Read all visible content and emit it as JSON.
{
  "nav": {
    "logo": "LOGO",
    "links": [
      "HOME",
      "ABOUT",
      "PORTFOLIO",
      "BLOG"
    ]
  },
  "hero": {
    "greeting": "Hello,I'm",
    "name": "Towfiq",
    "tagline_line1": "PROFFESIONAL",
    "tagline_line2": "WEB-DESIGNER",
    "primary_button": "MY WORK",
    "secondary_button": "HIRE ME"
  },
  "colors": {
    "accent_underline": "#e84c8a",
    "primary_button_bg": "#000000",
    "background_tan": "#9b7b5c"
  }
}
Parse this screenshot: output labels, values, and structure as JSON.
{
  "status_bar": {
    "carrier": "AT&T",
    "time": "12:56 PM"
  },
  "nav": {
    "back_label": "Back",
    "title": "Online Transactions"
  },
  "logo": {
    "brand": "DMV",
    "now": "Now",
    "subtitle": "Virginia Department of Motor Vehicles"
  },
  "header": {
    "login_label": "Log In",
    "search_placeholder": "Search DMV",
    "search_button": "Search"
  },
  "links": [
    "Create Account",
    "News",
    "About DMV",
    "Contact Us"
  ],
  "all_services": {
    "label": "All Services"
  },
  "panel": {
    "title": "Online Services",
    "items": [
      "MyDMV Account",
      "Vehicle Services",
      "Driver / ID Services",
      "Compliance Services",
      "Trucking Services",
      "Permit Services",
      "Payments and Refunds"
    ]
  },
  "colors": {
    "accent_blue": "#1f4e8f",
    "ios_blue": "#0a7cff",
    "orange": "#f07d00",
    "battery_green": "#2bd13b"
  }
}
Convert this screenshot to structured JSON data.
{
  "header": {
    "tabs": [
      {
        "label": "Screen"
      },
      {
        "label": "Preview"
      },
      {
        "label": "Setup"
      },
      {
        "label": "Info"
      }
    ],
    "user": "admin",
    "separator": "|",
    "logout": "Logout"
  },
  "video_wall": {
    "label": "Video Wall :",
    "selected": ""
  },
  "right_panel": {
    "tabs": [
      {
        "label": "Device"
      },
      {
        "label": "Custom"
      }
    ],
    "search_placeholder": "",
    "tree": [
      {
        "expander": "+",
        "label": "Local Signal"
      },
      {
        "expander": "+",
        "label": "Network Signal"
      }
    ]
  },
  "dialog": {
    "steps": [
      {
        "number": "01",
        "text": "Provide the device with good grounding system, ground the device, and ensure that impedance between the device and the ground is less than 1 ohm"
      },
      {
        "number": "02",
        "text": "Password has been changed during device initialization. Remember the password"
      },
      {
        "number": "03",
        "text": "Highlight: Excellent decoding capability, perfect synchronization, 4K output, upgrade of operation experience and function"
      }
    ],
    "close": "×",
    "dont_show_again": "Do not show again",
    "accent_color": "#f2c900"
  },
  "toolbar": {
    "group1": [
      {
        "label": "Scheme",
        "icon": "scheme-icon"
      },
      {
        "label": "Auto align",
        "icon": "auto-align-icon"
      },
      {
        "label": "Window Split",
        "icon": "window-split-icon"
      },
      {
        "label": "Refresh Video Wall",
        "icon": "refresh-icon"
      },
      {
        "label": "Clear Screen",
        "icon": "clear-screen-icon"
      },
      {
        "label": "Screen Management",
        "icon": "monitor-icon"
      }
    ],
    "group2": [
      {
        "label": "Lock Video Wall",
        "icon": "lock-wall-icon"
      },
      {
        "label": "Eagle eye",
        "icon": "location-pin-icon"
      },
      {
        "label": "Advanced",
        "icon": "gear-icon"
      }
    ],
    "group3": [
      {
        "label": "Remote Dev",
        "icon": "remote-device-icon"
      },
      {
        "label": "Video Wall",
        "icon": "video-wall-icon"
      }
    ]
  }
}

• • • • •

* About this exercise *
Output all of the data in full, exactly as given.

* Output of the exercise *
Read all visible content and emit it as JSON.
{
  "nav": {
    "logo": "LOGO",
    "links": [
      "HOME",
      "ABOUT",
      "PORTFOLIO",
      "BLOG"
    ]
  },
  "hero": {
    "greeting": "Hello,I'm",
    "name": "Towfiq",
    "tagline_line1": "PROFFESIONAL",
    "tagline_line2": "WEB-DESIGNER",
    "primary_button": "MY WORK",
    "secondary_button": "HIRE ME"
  },
  "colors": {
    "accent_underline": "#e84c8a",
    "primary_button_bg": "#000000",
    "background_tan": "#9b7b5c"
  }
}
Parse this screenshot: output labels, values, and structure as JSON.
{
  "status_bar": {
    "carrier": "AT&T",
    "time": "12:56 PM"
  },
  "nav": {
    "back_label": "Back",
    "title": "Online Transactions"
  },
  "logo": {
    "brand": "DMV",
    "now": "Now",
    "subtitle": "Virginia Department of Motor Vehicles"
  },
  "header": {
    "login_label": "Log In",
    "search_placeholder": "Search DMV",
    "search_button": "Search"
  },
  "links": [
    "Create Account",
    "News",
    "About DMV",
    "Contact Us"
  ],
  "all_services": {
    "label": "All Services"
  },
  "panel": {
    "title": "Online Services",
    "items": [
      "MyDMV Account",
      "Vehicle Services",
      "Driver / ID Services",
      "Compliance Services",
      "Trucking Services",
      "Permit Services",
      "Payments and Refunds"
    ]
  },
  "colors": {
    "accent_blue": "#1f4e8f",
    "ios_blue": "#0a7cff",
    "orange": "#f07d00",
    "battery_green": "#2bd13b"
  }
}
Convert this screenshot to structured JSON data.
{
  "header": {
    "tabs": [
      {
        "label": "Screen"
      },
      {
        "label": "Preview"
      },
      {
        "label": "Setup"
      },
      {
        "label": "Info"
      }
    ],
    "user": "admin",
    "separator": "|",
    "logout": "Logout"
  },
  "video_wall": {
    "label": "Video Wall :",
    "selected": ""
  },
  "right_panel": {
    "tabs": [
      {
        "label": "Device"
      },
      {
        "label": "Custom"
      }
    ],
    "search_placeholder": "",
    "tree": [
      {
        "expander": "+",
        "label": "Local Signal"
      },
      {
        "expander": "+",
        "label": "Network Signal"
      }
    ]
  },
  "dialog": {
    "steps": [
      {
        "number": "01",
        "text": "Provide the device with good grounding system, ground the device, and ensure that impedance between the device and the ground is less than 1 ohm"
      },
      {
        "number": "02",
        "text": "Password has been changed during device initialization. Remember the password"
      },
      {
        "number": "03",
        "text": "Highlight: Excellent decoding capability, perfect synchronization, 4K output, upgrade of operation experience and function"
      }
    ],
    "close": "×",
    "dont_show_again": "Do not show again",
    "accent_color": "#f2c900"
  },
  "toolbar": {
    "group1": [
      {
        "label": "Scheme",
        "icon": "scheme-icon"
      },
      {
        "label": "Auto align",
        "icon": "auto-align-icon"
      },
      {
        "label": "Window Split",
        "icon": "window-split-icon"
      },
      {
        "label": "Refresh Video Wall",
        "icon": "refresh-icon"
      },
      {
        "label": "Clear Screen",
        "icon": "clear-screen-icon"
      },
      {
        "label": "Screen Management",
        "icon": "monitor-icon"
      }
    ],
    "group2": [
      {
        "label": "Lock Video Wall",
        "icon": "lock-wall-icon"
      },
      {
        "label": "Eagle eye",
        "icon": "location-pin-icon"
      },
      {
        "label": "Advanced",
        "icon": "gear-icon"
      }
    ],
    "group3": [
      {
        "label": "Remote Dev",
        "icon": "remote-device-icon"
      },
      {
        "label": "Video Wall",
        "icon": "video-wall-icon"
      }
    ]
  }
}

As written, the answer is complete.